November 28, 2012
My friend Dennis from North Dakota sent me this updated fable several days ago. I don’t know what Aesop had in mind in his specific culture when he wrote the fable, but he pointed out a common weakness in human nature. The “old version” shown below is a synopsis and not the whole story. Do you want to see how up-to-date Aesop is? Read the two versions:
The ant works hard in the withering heat all summer long, building his house and laying up supplies for the winter. The grasshopper thinks the ant is a fool and laughs and dances and plays the summer away. Come winter, the ant is warm and well fed. The grasshopper has no food or shelter, so he dies out in the cold.
The ant works hard in the withering heat and the rain all summer long, building his house and laying up supplies for the winter. The grasshopper thinks the ant is a fool and laughs and dances and plays the summer away. Come winter, the shivering grasshopper calls a press conference and demands to know why the ant should be allowed to be warm and well fed while he is cold and starving.
CBS, NBC, PBS, CNN, and ABC show up to provide pictures of the shivering grasshopper next to a video of the ant in his comfortable home with a table filled with food. America is stunned by the sharp contrast. How can it be, that in a country of such wealth, this poor grasshopper is allowed to suffer so?
Kermit the Frog appears on Oprah with the grasshopper and everybody cries when they sing, “It’s Not Easy Being Green“. ACORN stages a demonstration in front of the ant’s house where the news stations film the group singing “We Shall Overcome“.
Rev. Jeremiah Wright has the group kneel to pray for the grasshopper’s sake. President Obama condemns the ant and blames President Bush, President Reagan, Christopher Columbus, and the Pope for the grasshopper’s plight.
Nancy Pelosi & Harry Reid exclaim in an interview with Piers Morgan that the ant has gotten rich off the back of the grasshopper, and both call for an immediate tax hike on the ant to make him pay his fair share.
Finally, the EEOC drafts the Economic Equity & Anti-Grasshopper Act retroactive to the beginning of the summer. The ant is fined for failing to hire a proportionate number of green bugs and, having nothing left to pay his retroactive taxes, his home is confiscated by the Government Green Czar and given to the grasshopper.
The story ends as we see the grasshopper and his free-loading friends finishing up the last bits of the ant’s food while his government house, which, as you recall, just happens to be the ant’s old house, crumbles around them because the grasshopper doesn’t maintain it. The ant has disappeared in the snow, never to be seen again.
The grasshopper is found dead in a drug related incident, and the house, now abandoned, is taken over by a gang of spiders who terrorize and ramshackle the once prosperous and peaceful neighborhood. The entire Nation collapses, bringing the rest of the free world with it.
What is the point?

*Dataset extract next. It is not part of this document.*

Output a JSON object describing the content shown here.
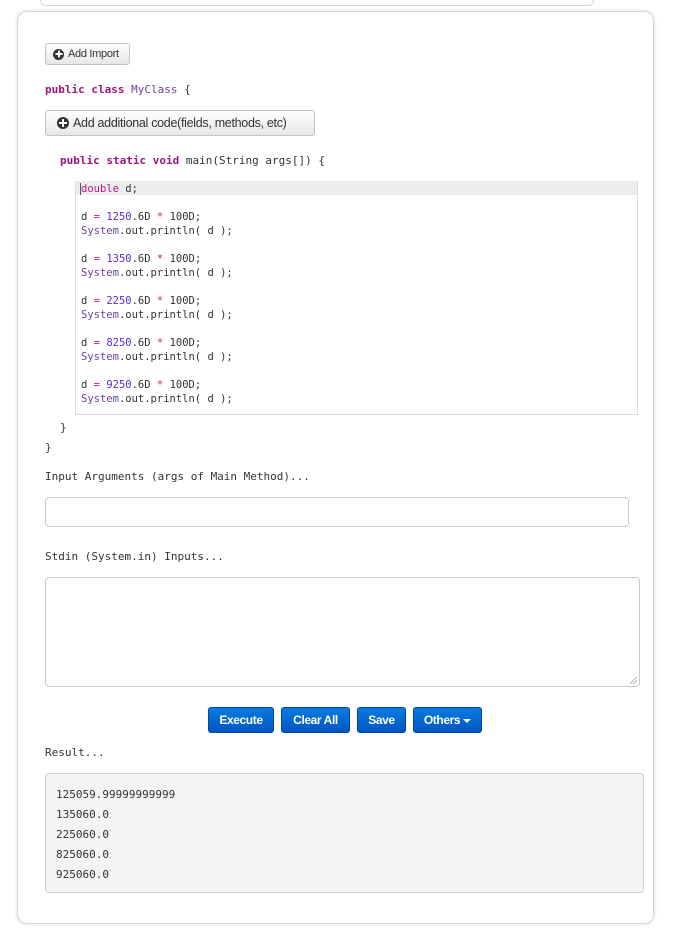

Personal responsibility is increasingly anachronistic in these United States. With entitlement mentality embedded in the hearts of more and more citizens, people tend to think their problems are the fault of someone or more likely some group. This leads to increased divisiveness, pitting classes against one other for political or economic advantage. The greater the emphasis on the collective, the lesser the emphasis on the individual. The lesser the emphasis on the individual, the smaller the emphasis on taking responsibility.
It doesn’t work out well for anyone. In the short term it seems peachy for a few. For the society, however, corruption is sown, and degradation follows.
I wonder what a good dose of growing up might do for us all.
What do you think? Is the fable accurate?